But for WG21, there are not a lot of minor systems which will ever run
C++ 23. Almost all future C++ will run on of the big four OS kernels,
using one of the three major C++ compilers, on one of the two major CPU
architectures. As a former embedded systems developer, I'm more than
happy to support niche embedded devices, but the days of PIC are rapidly
giving forth to low end ARM CPUs. It's becoming a real monotheism out
there. And while that's sad, it does enable us to optimise software
design accordingly)

>> This may explain why I don't have any questions at the current time for
>> SG16.
> Polls can be used for more than just feedback. You have considerable
> experience that we might all benefit from. Asking for a poll for
> something that you already "know" the answer to can help determine where
> educational efforts may be warranted or to identify surprising
> perspectives. At least some of what you are proposing will be
> controversial (e.g., omitting 'char' based interfaces) and polling on
> those features may be helpful to facilitate further discussion that will
> improve chances for consensus later. Perhaps think of polls as more of
> an avenue for influence than requests for (technical) answers and guidance.

Oh for sure. I was very active on SG meeting attendance up until I was
no longer able to do so. You may note some of my WG21 papers have "SG14"
in their title, I built up a consensus on a proposed design, and those
papers resulted. Unfortunately I can no longer attend US-timed meetings,
but it's not for a lack of recognition of the value of doing so.

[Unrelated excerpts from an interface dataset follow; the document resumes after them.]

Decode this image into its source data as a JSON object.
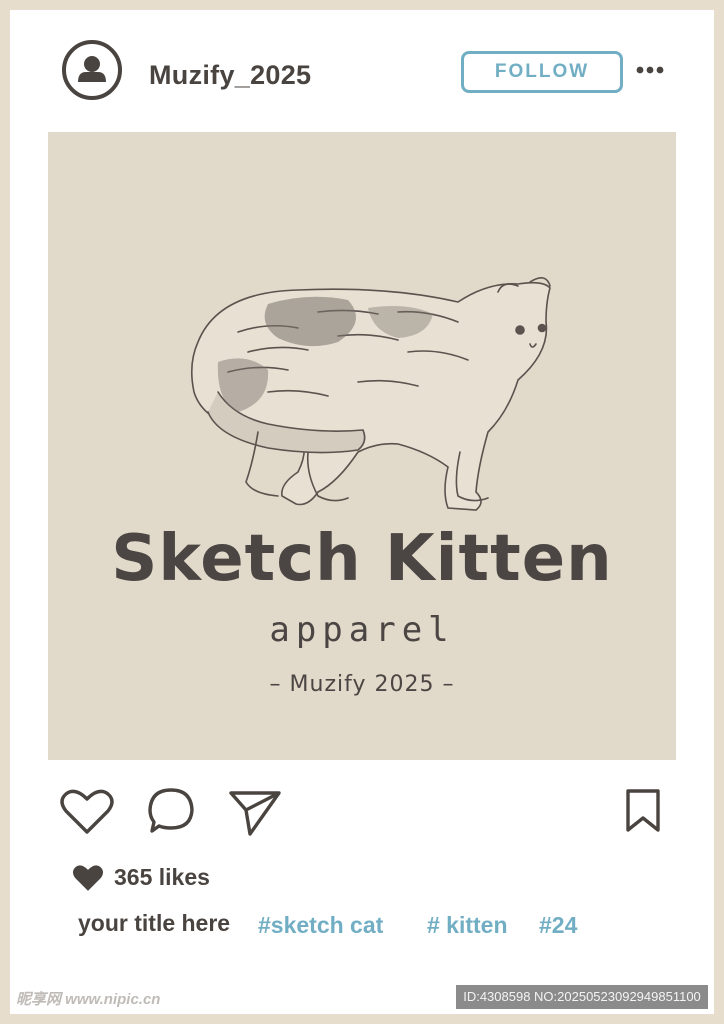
{
  "post": {
    "username": "Muzify_2025",
    "follow_label": "FOLLOW",
    "more_icon": "more-horizontal-icon",
    "image": {
      "title": "Sketch Kitten",
      "subtitle": "apparel",
      "tagline": "– Muzify 2025 –"
    },
    "actions": {
      "like_icon": "heart-icon",
      "comment_icon": "comment-icon",
      "share_icon": "send-icon",
      "save_icon": "bookmark-icon"
    },
    "likes_text": "365 likes",
    "caption": {
      "title": "your title here",
      "hashtags": [
        "#sketch cat",
        "# kitten",
        "#24"
      ]
    }
  },
  "watermark": {
    "left": "昵享网 www.nipic.cn",
    "right": "ID:4308598 NO:20250523092949851100"
  },
  "colors": {
    "frame": "#e6ddcc",
    "photo_bg": "#e1d9c9",
    "text_dark": "#4a4440",
    "accent": "#71aec4"
  }
}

Anyway, looking forward to the discussion at Cologne!


Received on 2019-07-03 23:39:01